## Work task
Search the data below for the string "image". Extract every line that contains it.

Recorded data

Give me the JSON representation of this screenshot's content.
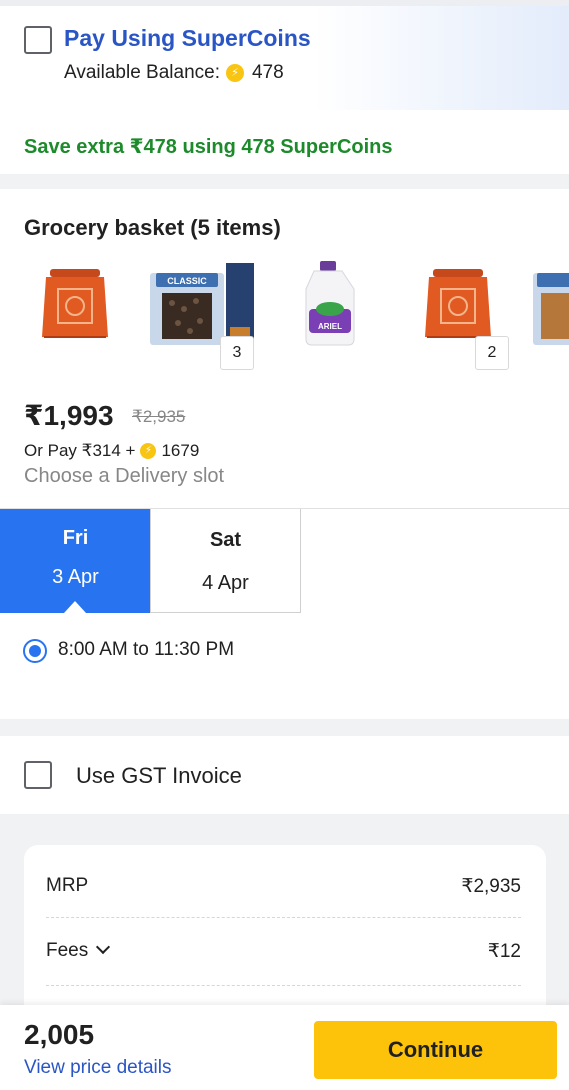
{
  "supercoins": {
    "title": "Pay Using SuperCoins",
    "balance_label": "Available Balance:",
    "balance_value": "478",
    "save_text": "Save extra ₹478 using 478 SuperCoins",
    "coin_icon": "supercoin-icon",
    "checked": false
  },
  "basket": {
    "title": "Grocery basket (5 items)",
    "items": [
      {
        "name": "orange-grocery-bag",
        "qty": ""
      },
      {
        "name": "classic-black-raisins-pack",
        "qty": "3"
      },
      {
        "name": "ariel-detergent-bottle",
        "qty": ""
      },
      {
        "name": "orange-grocery-bag",
        "qty": "2"
      },
      {
        "name": "classic-pack-partial",
        "qty": ""
      }
    ],
    "pack_brand": "CLASSIC",
    "detergent_brand": "ARIEL",
    "price": "₹1,993",
    "mrp": "₹2,935",
    "or_pay_prefix": "Or Pay ₹314 +",
    "or_pay_coins": "1679",
    "delivery_prompt": "Choose a Delivery slot"
  },
  "slots": {
    "days": [
      {
        "day": "Fri",
        "date": "3 Apr",
        "selected": true
      },
      {
        "day": "Sat",
        "date": "4 Apr",
        "selected": false
      }
    ],
    "time": "8:00 AM to 11:30 PM"
  },
  "gst": {
    "label": "Use GST Invoice",
    "checked": false
  },
  "price_details": {
    "rows": [
      {
        "label": "MRP",
        "value": "₹2,935"
      },
      {
        "label": "Fees",
        "value": "₹12"
      }
    ]
  },
  "footer": {
    "total": "2,005",
    "view_details": "View price details",
    "continue_label": "Continue"
  },
  "colors": {
    "accent_blue": "#2874f0",
    "link_blue": "#2a55c5",
    "save_green": "#1d8a2b",
    "continue_yellow": "#fdc30a",
    "coin_yellow": "#f9c513"
  }
}
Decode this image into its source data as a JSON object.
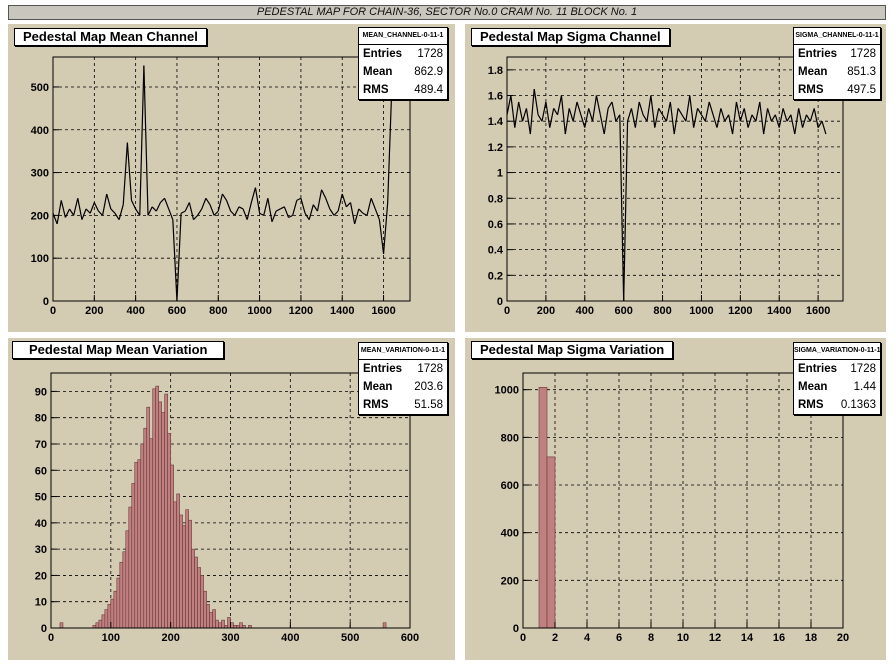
{
  "page_title": "PEDESTAL MAP FOR CHAIN-36, SECTOR No.0 CRAM No. 11 BLOCK No. 1",
  "colors": {
    "pad_bg": "#d4cbb3",
    "hist_fill": "#c08080",
    "line": "#000000"
  },
  "panels": [
    {
      "title": "Pedestal Map Mean Channel",
      "stats": {
        "name": "MEAN_CHANNEL-0-11-1",
        "entries_label": "Entries",
        "entries": "1728",
        "mean_label": "Mean",
        "mean": "862.9",
        "rms_label": "RMS",
        "rms": "489.4"
      }
    },
    {
      "title": "Pedestal Map Sigma Channel",
      "stats": {
        "name": "SIGMA_CHANNEL-0-11-1",
        "entries_label": "Entries",
        "entries": "1728",
        "mean_label": "Mean",
        "mean": "851.3",
        "rms_label": "RMS",
        "rms": "497.5"
      }
    },
    {
      "title": "Pedestal Map Mean Variation",
      "stats": {
        "name": "MEAN_VARIATION-0-11-1",
        "entries_label": "Entries",
        "entries": "1728",
        "mean_label": "Mean",
        "mean": "203.6",
        "rms_label": "RMS",
        "rms": "51.58"
      }
    },
    {
      "title": "Pedestal Map Sigma Variation",
      "stats": {
        "name": "SIGMA_VARIATION-0-11-1",
        "entries_label": "Entries",
        "entries": "1728",
        "mean_label": "Mean",
        "mean": "1.44",
        "rms_label": "RMS",
        "rms": "0.1363"
      }
    }
  ],
  "chart_data": [
    {
      "type": "line",
      "title": "Pedestal Map Mean Channel",
      "xlim": [
        0,
        1728
      ],
      "ylim": [
        0,
        570
      ],
      "grid": true,
      "xticks": [
        "0",
        "200",
        "400",
        "600",
        "800",
        "1000",
        "1200",
        "1400",
        "1600"
      ],
      "yticks": [
        "0",
        "100",
        "200",
        "300",
        "400",
        "500"
      ],
      "x_tick_values": [
        0,
        200,
        400,
        600,
        800,
        1000,
        1200,
        1400,
        1600
      ],
      "y_tick_values": [
        0,
        100,
        200,
        300,
        400,
        500
      ],
      "x_step": 20,
      "values": [
        205,
        180,
        235,
        195,
        215,
        200,
        240,
        190,
        215,
        205,
        230,
        210,
        200,
        250,
        215,
        205,
        190,
        225,
        370,
        235,
        215,
        200,
        550,
        200,
        220,
        210,
        230,
        240,
        215,
        190,
        0,
        205,
        210,
        230,
        190,
        200,
        215,
        240,
        225,
        200,
        210,
        250,
        235,
        210,
        200,
        220,
        215,
        190,
        230,
        265,
        205,
        200,
        240,
        185,
        210,
        215,
        220,
        195,
        200,
        235,
        240,
        205,
        190,
        225,
        210,
        260,
        240,
        215,
        200,
        210,
        250,
        220,
        230,
        180,
        215,
        205,
        200,
        240,
        215,
        190,
        110,
        230,
        500
      ],
      "stroke": "#000000"
    },
    {
      "type": "line",
      "title": "Pedestal Map Sigma Channel",
      "xlim": [
        0,
        1728
      ],
      "ylim": [
        0,
        1.9
      ],
      "grid": true,
      "xticks": [
        "0",
        "200",
        "400",
        "600",
        "800",
        "1000",
        "1200",
        "1400",
        "1600"
      ],
      "yticks": [
        "0",
        "0.2",
        "0.4",
        "0.6",
        "0.8",
        "1",
        "1.2",
        "1.4",
        "1.6",
        "1.8"
      ],
      "x_tick_values": [
        0,
        200,
        400,
        600,
        800,
        1000,
        1200,
        1400,
        1600
      ],
      "y_tick_values": [
        0,
        0.2,
        0.4,
        0.6,
        0.8,
        1,
        1.2,
        1.4,
        1.6,
        1.8
      ],
      "x_step": 20,
      "values": [
        1.45,
        1.6,
        1.35,
        1.55,
        1.4,
        1.5,
        1.3,
        1.65,
        1.45,
        1.4,
        1.55,
        1.35,
        1.5,
        1.45,
        1.6,
        1.3,
        1.5,
        1.4,
        1.55,
        1.45,
        1.35,
        1.5,
        1.4,
        1.6,
        1.45,
        1.3,
        1.5,
        1.55,
        1.4,
        1.45,
        0.0,
        1.4,
        1.5,
        1.35,
        1.55,
        1.45,
        1.4,
        1.6,
        1.35,
        1.5,
        1.45,
        1.4,
        1.55,
        1.3,
        1.5,
        1.45,
        1.4,
        1.6,
        1.35,
        1.5,
        1.45,
        1.4,
        1.55,
        1.45,
        1.35,
        1.5,
        1.4,
        1.45,
        1.3,
        1.55,
        1.4,
        1.5,
        1.35,
        1.45,
        1.4,
        1.55,
        1.3,
        1.5,
        1.4,
        1.45,
        1.35,
        1.5,
        1.4,
        1.45,
        1.3,
        1.5,
        1.35,
        1.45,
        1.4,
        1.5,
        1.35,
        1.4,
        1.3
      ],
      "stroke": "#000000"
    },
    {
      "type": "bar",
      "title": "Pedestal Map Mean Variation",
      "xlim": [
        0,
        600
      ],
      "ylim": [
        0,
        97
      ],
      "grid": true,
      "xticks": [
        "0",
        "100",
        "200",
        "300",
        "400",
        "500",
        "600"
      ],
      "yticks": [
        "0",
        "10",
        "20",
        "30",
        "40",
        "50",
        "60",
        "70",
        "80",
        "90"
      ],
      "x_tick_values": [
        0,
        100,
        200,
        300,
        400,
        500,
        600
      ],
      "y_tick_values": [
        0,
        10,
        20,
        30,
        40,
        50,
        60,
        70,
        80,
        90
      ],
      "bin_start": 0,
      "bin_width": 5,
      "values": [
        0,
        0,
        0,
        2,
        0,
        0,
        0,
        0,
        0,
        0,
        0,
        0,
        0,
        0,
        1,
        2,
        3,
        5,
        7,
        9,
        11,
        14,
        19,
        25,
        29,
        37,
        46,
        55,
        63,
        64,
        70,
        76,
        84,
        72,
        91,
        92,
        86,
        82,
        89,
        74,
        62,
        48,
        51,
        43,
        39,
        45,
        41,
        30,
        27,
        23,
        20,
        14,
        9,
        6,
        7,
        3,
        2,
        3,
        1,
        4,
        2,
        1,
        1,
        2,
        1,
        0,
        1,
        0,
        0,
        0,
        0,
        0,
        0,
        0,
        0,
        0,
        0,
        0,
        0,
        0,
        0,
        0,
        0,
        0,
        0,
        0,
        0,
        0,
        0,
        0,
        0,
        0,
        0,
        0,
        0,
        0,
        0,
        0,
        0,
        0,
        0,
        0,
        0,
        0,
        0,
        0,
        0,
        0,
        0,
        0,
        0,
        2,
        0,
        0,
        0,
        0,
        0,
        0,
        0,
        0
      ],
      "fill": "#c08080"
    },
    {
      "type": "bar",
      "title": "Pedestal Map Sigma Variation",
      "xlim": [
        0,
        20
      ],
      "ylim": [
        0,
        1070
      ],
      "grid": true,
      "xticks": [
        "0",
        "2",
        "4",
        "6",
        "8",
        "10",
        "12",
        "14",
        "16",
        "18",
        "20"
      ],
      "yticks": [
        "0",
        "200",
        "400",
        "600",
        "800",
        "1000"
      ],
      "x_tick_values": [
        0,
        2,
        4,
        6,
        8,
        10,
        12,
        14,
        16,
        18,
        20
      ],
      "y_tick_values": [
        0,
        200,
        400,
        600,
        800,
        1000
      ],
      "bin_start": 1.0,
      "bin_width": 0.5,
      "values": [
        1010,
        718
      ],
      "fill": "#c08080"
    }
  ]
}
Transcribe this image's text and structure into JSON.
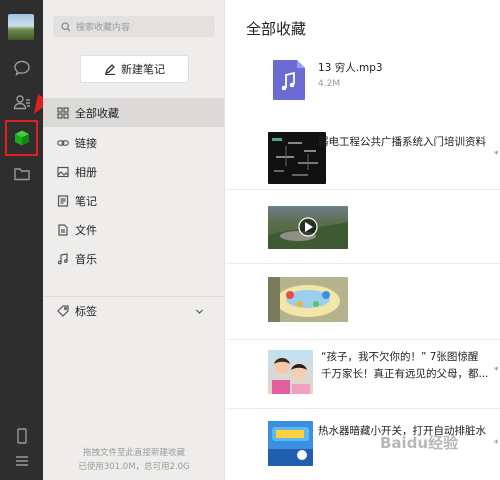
{
  "search": {
    "placeholder": "搜索收藏内容"
  },
  "new_note_label": "新建笔记",
  "nav": {
    "items": [
      {
        "label": "全部收藏",
        "icon": "grid-icon"
      },
      {
        "label": "链接",
        "icon": "link-icon"
      },
      {
        "label": "相册",
        "icon": "image-icon"
      },
      {
        "label": "笔记",
        "icon": "note-icon"
      },
      {
        "label": "文件",
        "icon": "file-icon"
      },
      {
        "label": "音乐",
        "icon": "music-icon"
      }
    ],
    "tags_label": "标签"
  },
  "footer": {
    "hint": "拖拽文件至此直接新建收藏",
    "usage": "已使用301.0M，总可用2.0G"
  },
  "content": {
    "title": "全部收藏",
    "items": [
      {
        "type": "music",
        "title": "13  穷人.mp3",
        "size": "4.2M"
      },
      {
        "type": "link",
        "title": "弱电工程公共广播系统入门培训资料"
      },
      {
        "type": "video"
      },
      {
        "type": "image"
      },
      {
        "type": "link",
        "line1": "“孩子，我不欠你的！” 7张图惊醒",
        "line2": "千万家长！真正有远见的父母，都..."
      },
      {
        "type": "link",
        "title": "热水器暗藏小开关，打开自动排脏水"
      }
    ]
  },
  "colors": {
    "rail": "#2e2e2e",
    "accent_green": "#1aad19",
    "highlight_red": "#e02020",
    "music_purple": "#6b6bd6"
  },
  "watermark": "Baidu经验"
}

## Reply
Decode this image into its source data as a JSON object.
Transcribe this image's text and structure into JSON.
        "icon": "image-icon"
        "type": "image"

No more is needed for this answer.